**WORK TASK**
The full listing is to be returned exactly as given, but without pictures.

**PROVIDED RECORDS**

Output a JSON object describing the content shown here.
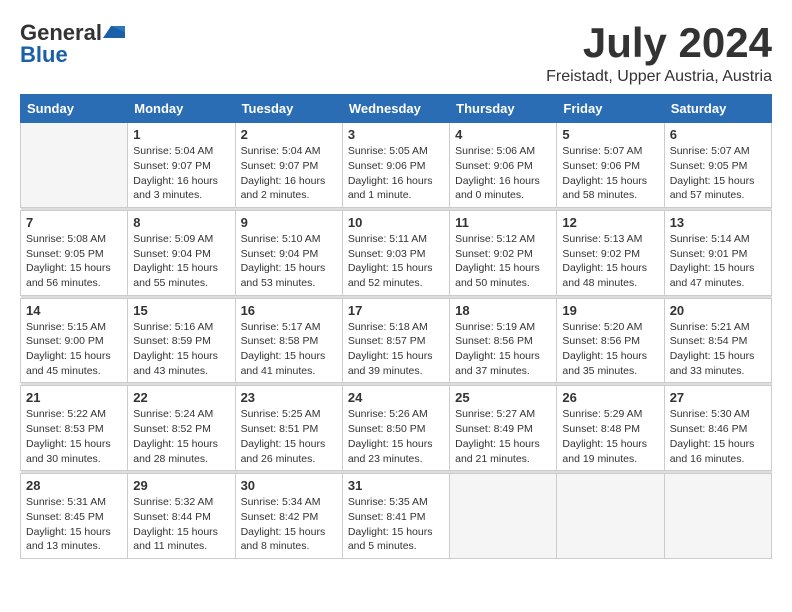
{
  "header": {
    "logo_general": "General",
    "logo_blue": "Blue",
    "month": "July 2024",
    "location": "Freistadt, Upper Austria, Austria"
  },
  "weekdays": [
    "Sunday",
    "Monday",
    "Tuesday",
    "Wednesday",
    "Thursday",
    "Friday",
    "Saturday"
  ],
  "weeks": [
    [
      {
        "day": "",
        "info": ""
      },
      {
        "day": "1",
        "info": "Sunrise: 5:04 AM\nSunset: 9:07 PM\nDaylight: 16 hours\nand 3 minutes."
      },
      {
        "day": "2",
        "info": "Sunrise: 5:04 AM\nSunset: 9:07 PM\nDaylight: 16 hours\nand 2 minutes."
      },
      {
        "day": "3",
        "info": "Sunrise: 5:05 AM\nSunset: 9:06 PM\nDaylight: 16 hours\nand 1 minute."
      },
      {
        "day": "4",
        "info": "Sunrise: 5:06 AM\nSunset: 9:06 PM\nDaylight: 16 hours\nand 0 minutes."
      },
      {
        "day": "5",
        "info": "Sunrise: 5:07 AM\nSunset: 9:06 PM\nDaylight: 15 hours\nand 58 minutes."
      },
      {
        "day": "6",
        "info": "Sunrise: 5:07 AM\nSunset: 9:05 PM\nDaylight: 15 hours\nand 57 minutes."
      }
    ],
    [
      {
        "day": "7",
        "info": "Sunrise: 5:08 AM\nSunset: 9:05 PM\nDaylight: 15 hours\nand 56 minutes."
      },
      {
        "day": "8",
        "info": "Sunrise: 5:09 AM\nSunset: 9:04 PM\nDaylight: 15 hours\nand 55 minutes."
      },
      {
        "day": "9",
        "info": "Sunrise: 5:10 AM\nSunset: 9:04 PM\nDaylight: 15 hours\nand 53 minutes."
      },
      {
        "day": "10",
        "info": "Sunrise: 5:11 AM\nSunset: 9:03 PM\nDaylight: 15 hours\nand 52 minutes."
      },
      {
        "day": "11",
        "info": "Sunrise: 5:12 AM\nSunset: 9:02 PM\nDaylight: 15 hours\nand 50 minutes."
      },
      {
        "day": "12",
        "info": "Sunrise: 5:13 AM\nSunset: 9:02 PM\nDaylight: 15 hours\nand 48 minutes."
      },
      {
        "day": "13",
        "info": "Sunrise: 5:14 AM\nSunset: 9:01 PM\nDaylight: 15 hours\nand 47 minutes."
      }
    ],
    [
      {
        "day": "14",
        "info": "Sunrise: 5:15 AM\nSunset: 9:00 PM\nDaylight: 15 hours\nand 45 minutes."
      },
      {
        "day": "15",
        "info": "Sunrise: 5:16 AM\nSunset: 8:59 PM\nDaylight: 15 hours\nand 43 minutes."
      },
      {
        "day": "16",
        "info": "Sunrise: 5:17 AM\nSunset: 8:58 PM\nDaylight: 15 hours\nand 41 minutes."
      },
      {
        "day": "17",
        "info": "Sunrise: 5:18 AM\nSunset: 8:57 PM\nDaylight: 15 hours\nand 39 minutes."
      },
      {
        "day": "18",
        "info": "Sunrise: 5:19 AM\nSunset: 8:56 PM\nDaylight: 15 hours\nand 37 minutes."
      },
      {
        "day": "19",
        "info": "Sunrise: 5:20 AM\nSunset: 8:56 PM\nDaylight: 15 hours\nand 35 minutes."
      },
      {
        "day": "20",
        "info": "Sunrise: 5:21 AM\nSunset: 8:54 PM\nDaylight: 15 hours\nand 33 minutes."
      }
    ],
    [
      {
        "day": "21",
        "info": "Sunrise: 5:22 AM\nSunset: 8:53 PM\nDaylight: 15 hours\nand 30 minutes."
      },
      {
        "day": "22",
        "info": "Sunrise: 5:24 AM\nSunset: 8:52 PM\nDaylight: 15 hours\nand 28 minutes."
      },
      {
        "day": "23",
        "info": "Sunrise: 5:25 AM\nSunset: 8:51 PM\nDaylight: 15 hours\nand 26 minutes."
      },
      {
        "day": "24",
        "info": "Sunrise: 5:26 AM\nSunset: 8:50 PM\nDaylight: 15 hours\nand 23 minutes."
      },
      {
        "day": "25",
        "info": "Sunrise: 5:27 AM\nSunset: 8:49 PM\nDaylight: 15 hours\nand 21 minutes."
      },
      {
        "day": "26",
        "info": "Sunrise: 5:29 AM\nSunset: 8:48 PM\nDaylight: 15 hours\nand 19 minutes."
      },
      {
        "day": "27",
        "info": "Sunrise: 5:30 AM\nSunset: 8:46 PM\nDaylight: 15 hours\nand 16 minutes."
      }
    ],
    [
      {
        "day": "28",
        "info": "Sunrise: 5:31 AM\nSunset: 8:45 PM\nDaylight: 15 hours\nand 13 minutes."
      },
      {
        "day": "29",
        "info": "Sunrise: 5:32 AM\nSunset: 8:44 PM\nDaylight: 15 hours\nand 11 minutes."
      },
      {
        "day": "30",
        "info": "Sunrise: 5:34 AM\nSunset: 8:42 PM\nDaylight: 15 hours\nand 8 minutes."
      },
      {
        "day": "31",
        "info": "Sunrise: 5:35 AM\nSunset: 8:41 PM\nDaylight: 15 hours\nand 5 minutes."
      },
      {
        "day": "",
        "info": ""
      },
      {
        "day": "",
        "info": ""
      },
      {
        "day": "",
        "info": ""
      }
    ]
  ]
}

**SOLVED PROBLEM**
Output a JSON object describing the content shown here.
{
  "header": {
    "logo_general": "General",
    "logo_blue": "Blue",
    "month": "July 2024",
    "location": "Freistadt, Upper Austria, Austria"
  },
  "weekdays": [
    "Sunday",
    "Monday",
    "Tuesday",
    "Wednesday",
    "Thursday",
    "Friday",
    "Saturday"
  ],
  "weeks": [
    [
      {
        "day": "",
        "info": ""
      },
      {
        "day": "1",
        "info": "Sunrise: 5:04 AM\nSunset: 9:07 PM\nDaylight: 16 hours\nand 3 minutes."
      },
      {
        "day": "2",
        "info": "Sunrise: 5:04 AM\nSunset: 9:07 PM\nDaylight: 16 hours\nand 2 minutes."
      },
      {
        "day": "3",
        "info": "Sunrise: 5:05 AM\nSunset: 9:06 PM\nDaylight: 16 hours\nand 1 minute."
      },
      {
        "day": "4",
        "info": "Sunrise: 5:06 AM\nSunset: 9:06 PM\nDaylight: 16 hours\nand 0 minutes."
      },
      {
        "day": "5",
        "info": "Sunrise: 5:07 AM\nSunset: 9:06 PM\nDaylight: 15 hours\nand 58 minutes."
      },
      {
        "day": "6",
        "info": "Sunrise: 5:07 AM\nSunset: 9:05 PM\nDaylight: 15 hours\nand 57 minutes."
      }
    ],
    [
      {
        "day": "7",
        "info": "Sunrise: 5:08 AM\nSunset: 9:05 PM\nDaylight: 15 hours\nand 56 minutes."
      },
      {
        "day": "8",
        "info": "Sunrise: 5:09 AM\nSunset: 9:04 PM\nDaylight: 15 hours\nand 55 minutes."
      },
      {
        "day": "9",
        "info": "Sunrise: 5:10 AM\nSunset: 9:04 PM\nDaylight: 15 hours\nand 53 minutes."
      },
      {
        "day": "10",
        "info": "Sunrise: 5:11 AM\nSunset: 9:03 PM\nDaylight: 15 hours\nand 52 minutes."
      },
      {
        "day": "11",
        "info": "Sunrise: 5:12 AM\nSunset: 9:02 PM\nDaylight: 15 hours\nand 50 minutes."
      },
      {
        "day": "12",
        "info": "Sunrise: 5:13 AM\nSunset: 9:02 PM\nDaylight: 15 hours\nand 48 minutes."
      },
      {
        "day": "13",
        "info": "Sunrise: 5:14 AM\nSunset: 9:01 PM\nDaylight: 15 hours\nand 47 minutes."
      }
    ],
    [
      {
        "day": "14",
        "info": "Sunrise: 5:15 AM\nSunset: 9:00 PM\nDaylight: 15 hours\nand 45 minutes."
      },
      {
        "day": "15",
        "info": "Sunrise: 5:16 AM\nSunset: 8:59 PM\nDaylight: 15 hours\nand 43 minutes."
      },
      {
        "day": "16",
        "info": "Sunrise: 5:17 AM\nSunset: 8:58 PM\nDaylight: 15 hours\nand 41 minutes."
      },
      {
        "day": "17",
        "info": "Sunrise: 5:18 AM\nSunset: 8:57 PM\nDaylight: 15 hours\nand 39 minutes."
      },
      {
        "day": "18",
        "info": "Sunrise: 5:19 AM\nSunset: 8:56 PM\nDaylight: 15 hours\nand 37 minutes."
      },
      {
        "day": "19",
        "info": "Sunrise: 5:20 AM\nSunset: 8:56 PM\nDaylight: 15 hours\nand 35 minutes."
      },
      {
        "day": "20",
        "info": "Sunrise: 5:21 AM\nSunset: 8:54 PM\nDaylight: 15 hours\nand 33 minutes."
      }
    ],
    [
      {
        "day": "21",
        "info": "Sunrise: 5:22 AM\nSunset: 8:53 PM\nDaylight: 15 hours\nand 30 minutes."
      },
      {
        "day": "22",
        "info": "Sunrise: 5:24 AM\nSunset: 8:52 PM\nDaylight: 15 hours\nand 28 minutes."
      },
      {
        "day": "23",
        "info": "Sunrise: 5:25 AM\nSunset: 8:51 PM\nDaylight: 15 hours\nand 26 minutes."
      },
      {
        "day": "24",
        "info": "Sunrise: 5:26 AM\nSunset: 8:50 PM\nDaylight: 15 hours\nand 23 minutes."
      },
      {
        "day": "25",
        "info": "Sunrise: 5:27 AM\nSunset: 8:49 PM\nDaylight: 15 hours\nand 21 minutes."
      },
      {
        "day": "26",
        "info": "Sunrise: 5:29 AM\nSunset: 8:48 PM\nDaylight: 15 hours\nand 19 minutes."
      },
      {
        "day": "27",
        "info": "Sunrise: 5:30 AM\nSunset: 8:46 PM\nDaylight: 15 hours\nand 16 minutes."
      }
    ],
    [
      {
        "day": "28",
        "info": "Sunrise: 5:31 AM\nSunset: 8:45 PM\nDaylight: 15 hours\nand 13 minutes."
      },
      {
        "day": "29",
        "info": "Sunrise: 5:32 AM\nSunset: 8:44 PM\nDaylight: 15 hours\nand 11 minutes."
      },
      {
        "day": "30",
        "info": "Sunrise: 5:34 AM\nSunset: 8:42 PM\nDaylight: 15 hours\nand 8 minutes."
      },
      {
        "day": "31",
        "info": "Sunrise: 5:35 AM\nSunset: 8:41 PM\nDaylight: 15 hours\nand 5 minutes."
      },
      {
        "day": "",
        "info": ""
      },
      {
        "day": "",
        "info": ""
      },
      {
        "day": "",
        "info": ""
      }
    ]
  ]
}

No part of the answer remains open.